David Lauderdale

Book looks back on Hilton Head's paradise lost

This column was first published May 7, 2006.

Like a lot of Southern stories, this one starts with a rattlesnake. It starts with the mesmerizing skin of a bulging snake hanging on an office wall in North Carolina. It ends with one of the most significant books yet written on the history of Beaufort County.

That snakeskin grabbed the curiosity of Richard Rankin, an educator, writer, historian, conservationist and historian from Gastonia, N.C.

The diamondback rattler, he was told, was killed on Hilton Head Island. He would come to find out it was a Hilton Head of old -- a place so different from today that a walk through its towering virgin forests dotted with compounds of odd-speaking natives was like stepping onto a different planet.

From the encounter with the snakeskin, one question led to another, and one person led to another, until Rankin produced a marvelous book about an overlooked era of local history.

His book -- "A New South Hunt Club: An Illustrated History of the Hilton Head Agricultural Society, 1917-1967" -- tells about the island before the first "big cut," when timbering changed the course of history in 1950.

Rankin doesn't just spin yarns. He documents -- with footnotes, bibliography and photographs -- the story of a specific tract of land owned by the hunt club. The land was once owned by the Beaufort Gun Club and once eyed by the powers that be as a great place for an airport. Today it comprises Palmetto Dunes Resort and Shelter Cove Harbour.

The 126-page paperback book, published by John E. Blair Publisher of Winston-Salem, N.C., is important because it shows that Hilton Head did not begin with the first bridge, the first "plantation" or the first shopping center. It offers a rare look at the native islanders, and the first newcomers to acquire land after the Civil War.


Ironically, Rankin's book could not have been written from here. As a native of Gastonia, Rankin was vaguely familiar with the hunt club. It was always based in Gastonia but also included members in equal numbers from two other communities: Chattanooga, Tenn., and the small South Carolina town of Clover, near Gastonia.

It's there that he found club minutes, documents and memorabilia. As the club name suggests, the land initially was bought to produce cotton. But the boll weevil ended that in 1920, and it became a favorite hunting ground for a small group of shareholders.

Rankin calls it a New South hunt club because it reflected the fruits of the first bursts of capitalism in the South after the Civil War.

Club members included the movers and shakers in textiles and banking.

But it wasn't a fancy club. Quite the opposite. The hunters slept in a large room called "the bull pen" in a clubhouse with peeling paint. Some of the older members slept next door in a house bought from a Sears, Roebuck and Co. catalogue. Framed over the clubhouse mantle was this line in fancy script: "Regally they smoked and spat and fearsomely they lied."

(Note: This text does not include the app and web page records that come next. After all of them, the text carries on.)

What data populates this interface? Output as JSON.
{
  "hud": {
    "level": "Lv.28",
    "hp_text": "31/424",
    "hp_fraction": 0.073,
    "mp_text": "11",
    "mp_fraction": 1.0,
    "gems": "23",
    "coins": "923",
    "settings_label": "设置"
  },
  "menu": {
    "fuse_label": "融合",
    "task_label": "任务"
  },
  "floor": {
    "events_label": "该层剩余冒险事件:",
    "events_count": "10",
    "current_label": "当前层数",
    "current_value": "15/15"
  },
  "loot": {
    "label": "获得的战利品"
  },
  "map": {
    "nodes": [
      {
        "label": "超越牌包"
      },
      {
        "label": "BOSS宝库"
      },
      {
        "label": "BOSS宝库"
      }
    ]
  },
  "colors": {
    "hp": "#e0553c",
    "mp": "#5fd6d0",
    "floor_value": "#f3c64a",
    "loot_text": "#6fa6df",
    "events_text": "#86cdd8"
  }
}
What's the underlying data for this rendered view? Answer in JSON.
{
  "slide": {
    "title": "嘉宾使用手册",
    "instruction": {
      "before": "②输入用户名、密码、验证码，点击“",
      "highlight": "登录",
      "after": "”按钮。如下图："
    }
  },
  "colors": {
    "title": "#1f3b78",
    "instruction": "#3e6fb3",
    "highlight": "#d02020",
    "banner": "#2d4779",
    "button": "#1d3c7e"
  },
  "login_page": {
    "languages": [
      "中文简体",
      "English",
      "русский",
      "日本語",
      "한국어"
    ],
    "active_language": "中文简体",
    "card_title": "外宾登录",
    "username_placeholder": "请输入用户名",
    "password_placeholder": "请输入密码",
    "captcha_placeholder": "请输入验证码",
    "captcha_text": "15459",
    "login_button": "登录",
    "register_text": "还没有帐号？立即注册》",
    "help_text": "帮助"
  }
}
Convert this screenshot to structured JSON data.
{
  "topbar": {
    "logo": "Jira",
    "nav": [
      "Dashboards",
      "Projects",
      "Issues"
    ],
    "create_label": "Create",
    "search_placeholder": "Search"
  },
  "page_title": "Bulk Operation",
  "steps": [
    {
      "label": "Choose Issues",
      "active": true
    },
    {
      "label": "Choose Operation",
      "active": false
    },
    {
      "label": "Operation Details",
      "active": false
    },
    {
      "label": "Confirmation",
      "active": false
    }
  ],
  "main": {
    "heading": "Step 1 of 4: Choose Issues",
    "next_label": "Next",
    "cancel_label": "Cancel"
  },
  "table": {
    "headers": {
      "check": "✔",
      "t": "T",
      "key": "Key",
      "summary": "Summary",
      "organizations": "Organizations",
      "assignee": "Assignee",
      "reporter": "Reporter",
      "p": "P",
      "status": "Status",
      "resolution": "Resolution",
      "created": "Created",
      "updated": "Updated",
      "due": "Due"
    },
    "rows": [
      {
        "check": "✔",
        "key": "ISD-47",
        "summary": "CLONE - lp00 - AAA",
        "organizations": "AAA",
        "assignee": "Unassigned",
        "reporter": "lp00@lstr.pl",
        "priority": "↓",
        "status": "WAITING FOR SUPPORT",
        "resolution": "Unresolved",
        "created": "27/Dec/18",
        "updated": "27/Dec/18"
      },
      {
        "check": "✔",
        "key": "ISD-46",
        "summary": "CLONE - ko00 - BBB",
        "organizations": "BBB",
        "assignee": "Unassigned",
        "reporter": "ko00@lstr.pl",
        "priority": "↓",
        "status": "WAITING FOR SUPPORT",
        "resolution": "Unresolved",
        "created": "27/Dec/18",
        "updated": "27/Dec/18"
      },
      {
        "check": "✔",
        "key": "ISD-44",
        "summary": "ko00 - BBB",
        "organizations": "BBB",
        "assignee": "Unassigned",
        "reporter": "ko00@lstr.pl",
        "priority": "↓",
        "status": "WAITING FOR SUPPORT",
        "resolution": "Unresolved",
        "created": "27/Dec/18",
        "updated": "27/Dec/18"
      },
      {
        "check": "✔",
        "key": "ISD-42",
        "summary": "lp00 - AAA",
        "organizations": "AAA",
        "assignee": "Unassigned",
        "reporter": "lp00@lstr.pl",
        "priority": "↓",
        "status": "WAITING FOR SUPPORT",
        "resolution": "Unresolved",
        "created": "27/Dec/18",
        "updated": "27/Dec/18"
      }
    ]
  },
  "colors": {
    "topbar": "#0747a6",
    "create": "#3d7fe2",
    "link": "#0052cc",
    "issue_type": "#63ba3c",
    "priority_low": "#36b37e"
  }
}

One character from Clover had a finicky gun named "Mable." One time on the way home, Mable was tossed onto the road after a wreck, along with two crates of dogs, five gallons of oysters and two dressed pigs.

The Clover Herald reported that Mable was fine, but -- ever the lady -- was terribly embarrassed "to undergo the shame of rolling over highways with dogs, pigs and oysters."

Rankin found photographs of native islander Preacher Driessen, who rode a bull named Charlie YW and greeted everyone with the line, "Sweet honey in the rock," from Psalm 81.


We sense the powerful draw of a magical place none of us will ever know. And we feel the remorse members felt as external change ended what Rankin calls "perhaps the greatest deer-hunting club in the 20th-century American South."

Member Bill Dixon Jr., then a teenager, expressed the uneasiness that came with the first paved road, built for World War II Marines who camped by the Leamington Lighthouse.

"I had a bad feeling every time I passed over that road -- there was something artificial about it, something that just didn't belong there," Dixon wrote. "It was more fun when we had to dodge low limbs and push the truck through mud holes. It marked the beginning of the end of the island paradise."

The club finally accepted the inevitable and sold its land in 1967. Each club member's initial investment had been $250. When it sold, each share was worth $50,000 cash or an equal amount of land. Most of them took the cash when 1,700 acres stretching from the Atlantic beach to the shores of Broad Creek sold for $2.2 million. A group of Greenwood businessmen and doctors bought it.

Members cherished their annual week in camp, a trek that could take two days. They landed in a peculiar place, far removed from the hustle of their competitive working worlds.

There were no telephones, but plenty of deer, boar, fish and rattlesnakes.